Deborah Gage, Chronicle Staff Writer
Tuesday, November 18, 2008
Taking startups public has become nearly impossible in the current economy, and investors are being forced to become ever more creative.
Take Inside Venture, a new organization from Silicon Valley that plans to match qualified institutional buyers with startups that normally would be headed for an initial public offering.
The group is backed by Silicon Valley Bank in Santa Clara and will screen health care and technology startups with help from several Silicon Valley venture capitalists who have joined the board, including DCM, Venrock and NEA.

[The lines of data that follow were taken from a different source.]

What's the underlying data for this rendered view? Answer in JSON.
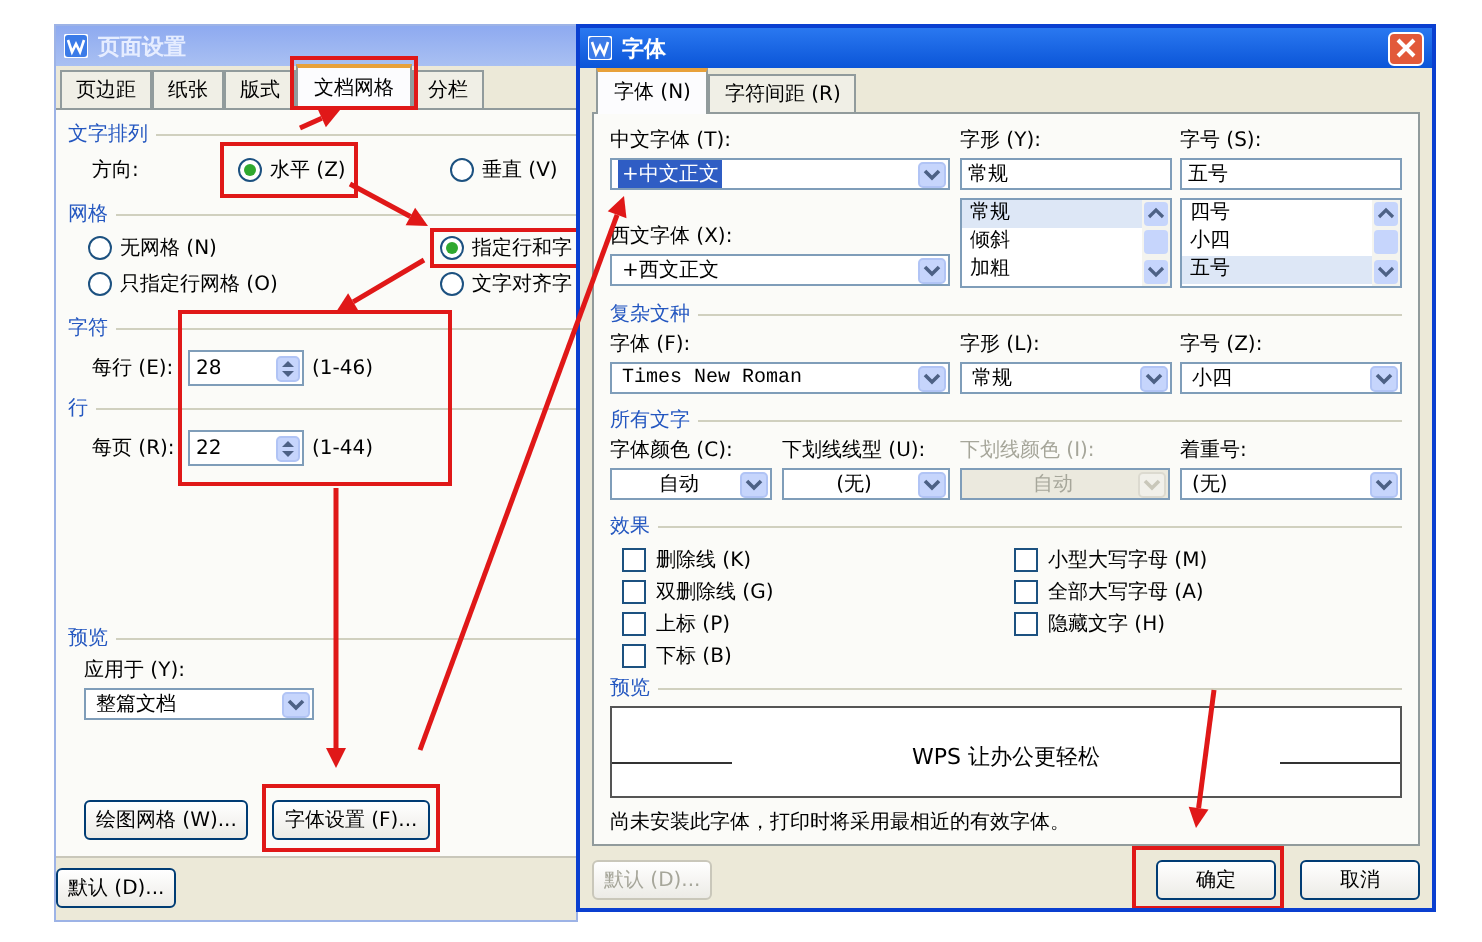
{
  "page_setup_dialog": {
    "title": "页面设置",
    "tabs": [
      {
        "label": "页边距",
        "selected": false
      },
      {
        "label": "纸张",
        "selected": false
      },
      {
        "label": "版式",
        "selected": false
      },
      {
        "label": "文档网格",
        "selected": true
      },
      {
        "label": "分栏",
        "selected": false
      }
    ],
    "text_direction": {
      "heading": "文字排列",
      "label": "方向:",
      "options": [
        {
          "label": "水平 (Z)",
          "selected": true
        },
        {
          "label": "垂直 (V)",
          "selected": false
        }
      ]
    },
    "grid": {
      "heading": "网格",
      "options": [
        {
          "label": "无网格 (N)",
          "selected": false
        },
        {
          "label": "指定行和字",
          "selected": true
        },
        {
          "label": "只指定行网格 (O)",
          "selected": false
        },
        {
          "label": "文字对齐字",
          "selected": false
        }
      ]
    },
    "characters": {
      "heading": "字符",
      "label": "每行 (E):",
      "value": "28",
      "range": "(1-46)"
    },
    "lines": {
      "heading": "行",
      "label": "每页 (R):",
      "value": "22",
      "range": "(1-44)"
    },
    "preview": {
      "heading": "预览",
      "apply_label": "应用于 (Y):",
      "apply_value": "整篇文档"
    },
    "buttons": [
      "绘图网格 (W)...",
      "字体设置 (F)..."
    ],
    "footer_buttons": [
      "默认 (D)..."
    ]
  },
  "font_dialog": {
    "title": "字体",
    "tabs": [
      {
        "label": "字体 (N)",
        "selected": true
      },
      {
        "label": "字符间距 (R)",
        "selected": false
      }
    ],
    "chinese_font": {
      "label": "中文字体 (T):",
      "value": "+中文正文",
      "text_selected": true
    },
    "style": {
      "label": "字形 (Y):",
      "value": "常规",
      "options": [
        {
          "label": "常规",
          "selected": true
        },
        {
          "label": "倾斜",
          "selected": false
        },
        {
          "label": "加粗",
          "selected": false
        }
      ]
    },
    "size": {
      "label": "字号 (S):",
      "value": "五号",
      "options": [
        {
          "label": "四号",
          "selected": false
        },
        {
          "label": "小四",
          "selected": false
        },
        {
          "label": "五号",
          "selected": true
        }
      ]
    },
    "western_font": {
      "label": "西文字体 (X):",
      "value": "+西文正文",
      "text_selected": false
    },
    "complex_script": {
      "heading": "复杂文种",
      "fields": [
        {
          "label": "字体 (F):",
          "value": "Times New Roman",
          "disabled": false
        },
        {
          "label": "字形 (L):",
          "value": "常规",
          "disabled": false
        },
        {
          "label": "字号 (Z):",
          "value": "小四",
          "disabled": false
        }
      ]
    },
    "all_text": {
      "heading": "所有文字",
      "fields": [
        {
          "label": "字体颜色 (C):",
          "value": "自动",
          "disabled": false
        },
        {
          "label": "下划线线型 (U):",
          "value": "(无)",
          "disabled": false
        },
        {
          "label": "下划线颜色 (I):",
          "value": "自动",
          "disabled": true
        },
        {
          "label": "着重号:",
          "value": "(无)",
          "disabled": false
        }
      ]
    },
    "effects": {
      "heading": "效果",
      "items": [
        {
          "label": "删除线 (K)",
          "checked": false
        },
        {
          "label": "双删除线 (G)",
          "checked": false
        },
        {
          "label": "上标 (P)",
          "checked": false
        },
        {
          "label": "下标 (B)",
          "checked": false
        },
        {
          "label": "小型大写字母 (M)",
          "checked": false
        },
        {
          "label": "全部大写字母 (A)",
          "checked": false
        },
        {
          "label": "隐藏文字 (H)",
          "checked": false
        }
      ]
    },
    "preview": {
      "heading": "预览",
      "sample": "WPS 让办公更轻松"
    },
    "note": "尚未安装此字体，打印时将采用最相近的有效字体。",
    "buttons": [
      {
        "label": "默认 (D)...",
        "disabled": true
      },
      {
        "label": "确定",
        "disabled": false
      },
      {
        "label": "取消",
        "disabled": false
      }
    ]
  }
}
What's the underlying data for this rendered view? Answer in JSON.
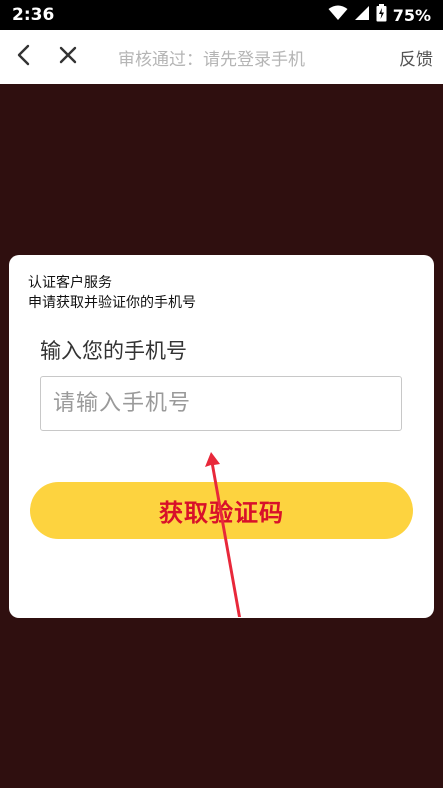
{
  "status_bar": {
    "time": "2:36",
    "battery_percent": "75%",
    "icons": [
      "wifi-icon",
      "cellular-signal-icon",
      "battery-icon"
    ]
  },
  "nav_bar": {
    "back_icon": "chevron-left-icon",
    "close_icon": "close-icon",
    "title": "审核通过：请先登录手机",
    "feedback_label": "反馈"
  },
  "dialog": {
    "title": "认证客户服务",
    "subtitle": "申请获取并验证你的手机号",
    "phone_label": "输入您的手机号",
    "phone_input": {
      "value": "",
      "placeholder": "请输入手机号"
    },
    "submit_label": "获取验证码"
  },
  "colors": {
    "background": "#2f0f0f",
    "button_fill": "#fdd33f",
    "button_text": "#d8102a",
    "annotation_arrow": "#e8283a"
  }
}
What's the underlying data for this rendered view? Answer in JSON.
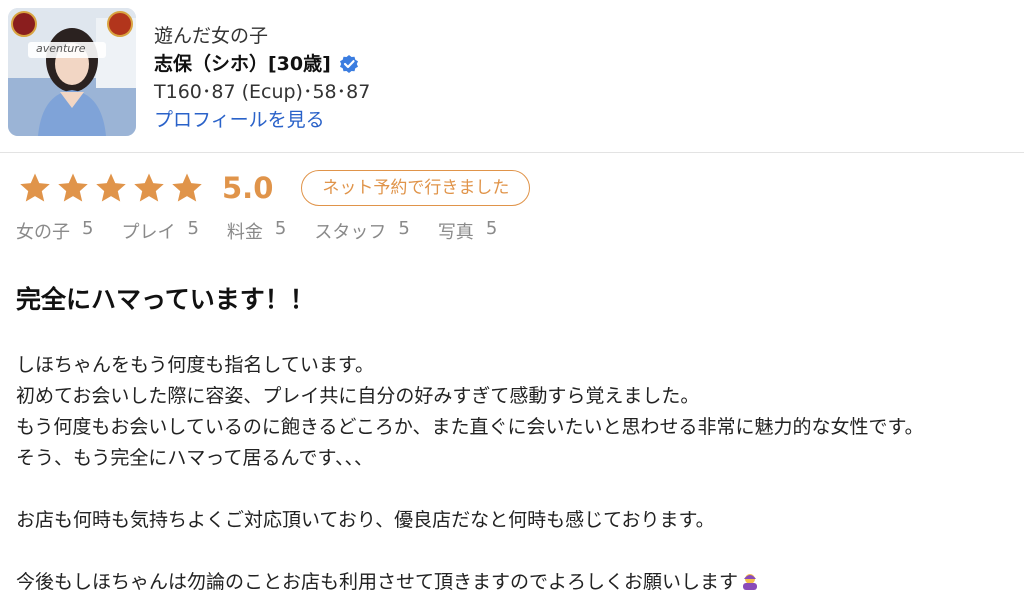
{
  "profile": {
    "photo_alt": "aventure",
    "played_label": "遊んだ女の子",
    "name": "志保（シホ）[30歳]",
    "measurements": "T160･87 (Ecup)･58･87",
    "profile_link": "プロフィールを見る"
  },
  "rating": {
    "stars": 5,
    "score": "5.0",
    "badge": "ネット予約で行きました",
    "subscores": [
      {
        "label": "女の子",
        "value": "5"
      },
      {
        "label": "プレイ",
        "value": "5"
      },
      {
        "label": "料金",
        "value": "5"
      },
      {
        "label": "スタッフ",
        "value": "5"
      },
      {
        "label": "写真",
        "value": "5"
      }
    ]
  },
  "review": {
    "title": "完全にハマっています！！",
    "paragraphs": [
      "しほちゃんをもう何度も指名しています。",
      "初めてお会いした際に容姿、プレイ共に自分の好みすぎて感動すら覚えました。",
      "もう何度もお会いしているのに飽きるどころか、また直ぐに会いたいと思わせる非常に魅力的な女性です。",
      "そう、もう完全にハマって居るんです、、、",
      "",
      "お店も何時も気持ちよくご対応頂いており、優良店だなと何時も感じております。",
      "",
      "今後もしほちゃんは勿論のことお店も利用させて頂きますのでよろしくお願いします"
    ]
  },
  "colors": {
    "accent": "#e0944a",
    "link": "#2a62c9",
    "verified": "#3b7de0"
  },
  "icons": {
    "verified": "verified-check-icon",
    "star": "star-icon",
    "emoji": "bowing-person-emoji"
  }
}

T. Rowe Price and Wasatch Advisors also have board seats, and the group is seeking additional investor members.
Since startups stopped going public, the system for matching companies with long-term investors is broken, said Inside Venture CEO Mona DeFrawi.
It’s harder for investors to get good information on private companies, she said.
One idea behind Inside Venture is that investors will get to know companies as long as two years before an IPO so they feel comfortable enough to stick with them, she said.
It’s also hard for private investors to get adequate shares in companies – because entrepreneurs don’t want to give up too much – and for venture capitalists to unload their shares without other investors thinking the company has problems, said Scott Sandell, a general partner at NEA in Menlo Park who’s on Inside Venture’s board.
“In the boom times, nothing was a problem because all stocks were going up, and who would be crazy enough to sell?” he said.
Ideas like Insight Ventures have been tried before, said Ron Lissak, a managing partner at Catapult Advisors, an investment bank in San Francisco that’s not affiliated with Inside Venture. But the problem of getting late stage capital has persisted. Big institutional investors don’t pay as much attention to smaller Silicon Valley startups because they don’t have time to get to know them, he said.
“This is a very different world than what existed 10 or 15 years ago,” he said.
Inside Venture will begin featuring startups in January and will offer virtual and live road shows, a virtual data room and conferences to its members, DeFrawi said.